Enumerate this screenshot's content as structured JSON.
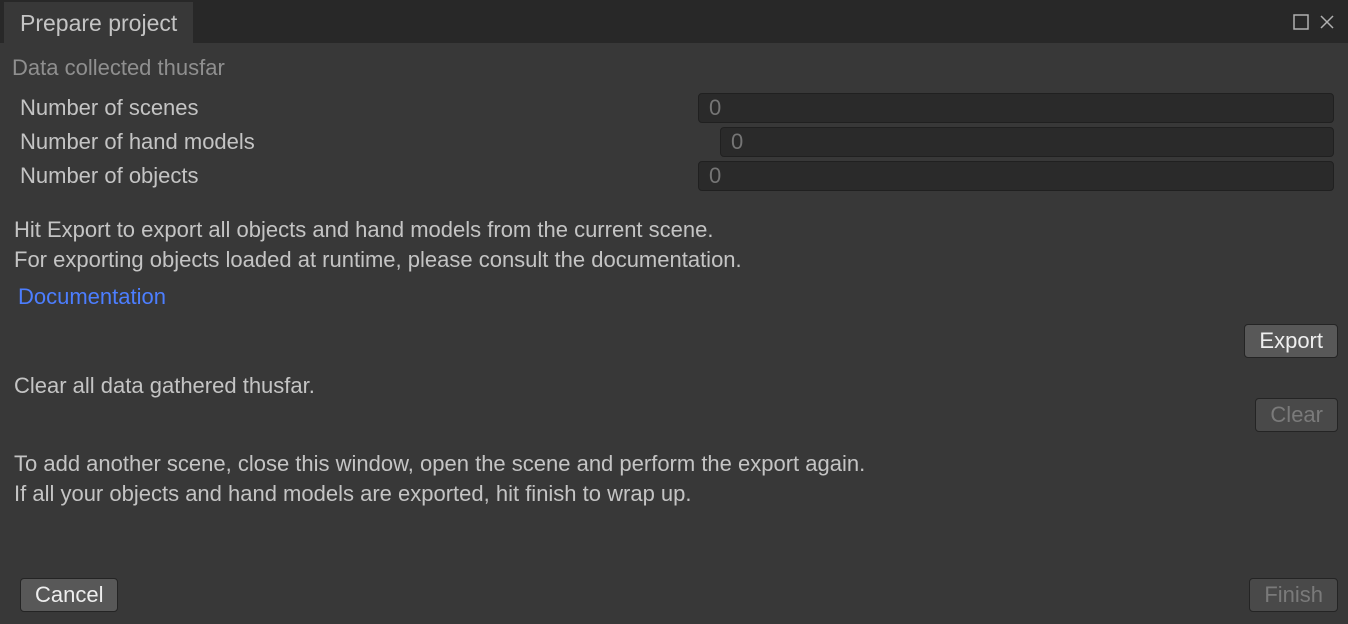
{
  "tab": {
    "label": "Prepare project"
  },
  "section": {
    "heading": "Data collected thusfar"
  },
  "fields": {
    "scenes": {
      "label": "Number of scenes",
      "value": "0"
    },
    "handModels": {
      "label": "Number of hand models",
      "value": "0"
    },
    "objects": {
      "label": "Number of objects",
      "value": "0"
    }
  },
  "helpText": "Hit Export to export all objects and hand models from the current scene.\nFor exporting objects loaded at runtime, please consult the documentation.",
  "docLink": "Documentation",
  "clearText": "Clear all data gathered thusfar.",
  "addSceneText": "To add another scene, close this window, open the scene and perform the export again.\nIf all your objects and hand models are exported, hit finish to wrap up.",
  "buttons": {
    "export": "Export",
    "clear": "Clear",
    "cancel": "Cancel",
    "finish": "Finish"
  }
}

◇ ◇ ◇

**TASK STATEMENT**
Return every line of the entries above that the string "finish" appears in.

**SOLVED PROBLEM**
  "addSceneText": "To add another scene, close this window, open the scene and perform the export again.\nIf all your objects and hand models are exported, hit finish to wrap up.",
    "finish": "Finish"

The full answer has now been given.